Republican Sen. Cindy Hyde-Smith defeated Democratic challenger Mike Espy to retain the Mississippi Senate seat she was appointed to earlier this year, according to The Associated Press.
At the time The Associated Press called the election, Hyde-Smith was leading 55.3 percent to 44.7 percent with 78 percent of precincts reporting.
Hyde-Smith and Espy faced off in the runoff after earning the most votes in the special election nonpartisan "jungle primary," which goes to a runoff when no candidate earns a majority of the votes.
With the victory, Hyde-Smith became the first woman from Mississippi to be elected to Congress, and joins the record 23 other women who will serve in Congress beginning in January.
The weeks between Election Day and the runoff election were fraught with controversy for Hyde-Smith, as she was forced to answer questions about a controversial "public hanging" comment and a joke about making it more difficult for liberal college students to vote.
Numerous companies reacted to those incidents by demanding refunds of campaign donations made to Hyde-Smith.

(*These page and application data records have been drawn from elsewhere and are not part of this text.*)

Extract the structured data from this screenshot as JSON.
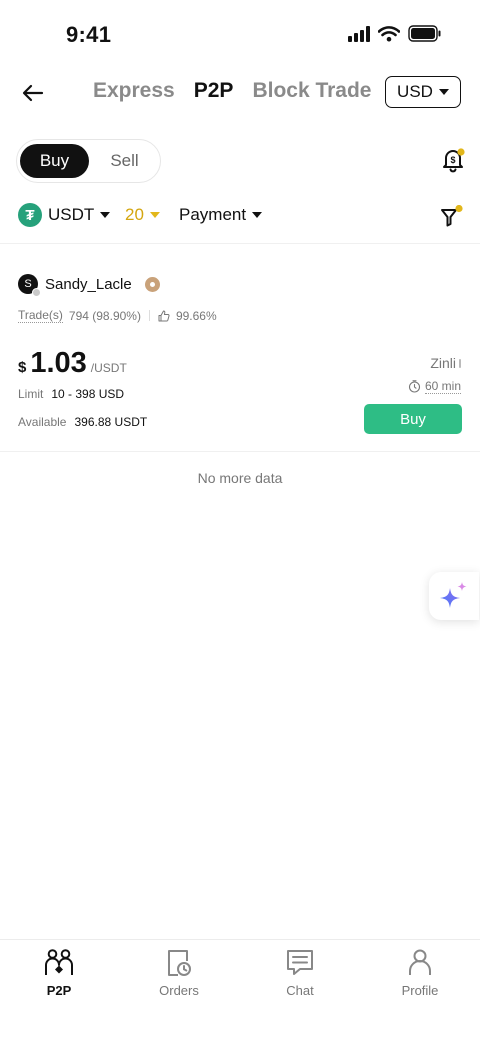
{
  "status_bar": {
    "time": "9:41"
  },
  "top_nav": {
    "tabs": [
      {
        "label": "Express",
        "active": false
      },
      {
        "label": "P2P",
        "active": true
      },
      {
        "label": "Block Trade",
        "active": false
      }
    ],
    "currency": "USD"
  },
  "toggle": {
    "buy": "Buy",
    "sell": "Sell",
    "selected": "Buy"
  },
  "filters": {
    "coin": "USDT",
    "coin_icon": "tether-icon",
    "amount": "20",
    "payment": "Payment"
  },
  "ad": {
    "avatar_letter": "S",
    "merchant": "Sandy_Lacle",
    "trades_label": "Trade(s)",
    "trades_value": "794 (98.90%)",
    "rating": "99.66%",
    "price_symbol": "$",
    "price": "1.03",
    "price_unit": "/USDT",
    "limit_label": "Limit",
    "limit_value": "10 - 398 USD",
    "available_label": "Available",
    "available_value": "396.88 USDT",
    "payment_method": "Zinli",
    "time_limit": "60 min",
    "buy_label": "Buy"
  },
  "no_more": "No more data",
  "bottom_nav": [
    {
      "label": "P2P",
      "icon": "p2p-users-icon",
      "active": true
    },
    {
      "label": "Orders",
      "icon": "orders-icon",
      "active": false
    },
    {
      "label": "Chat",
      "icon": "chat-icon",
      "active": false
    },
    {
      "label": "Profile",
      "icon": "profile-icon",
      "active": false
    }
  ],
  "colors": {
    "accent_green": "#2ebd85",
    "gold": "#e2b71b",
    "tether": "#26a17b"
  }
}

Still, bolstered by unwavering support from President Donald Trump in historically conservative Mississippi, Hyde-Smith cruised to a relatively easy victory.
Hyde-Smith's win gives Republicans a total of 53 Senate seats, slightly strengthening the party's majority.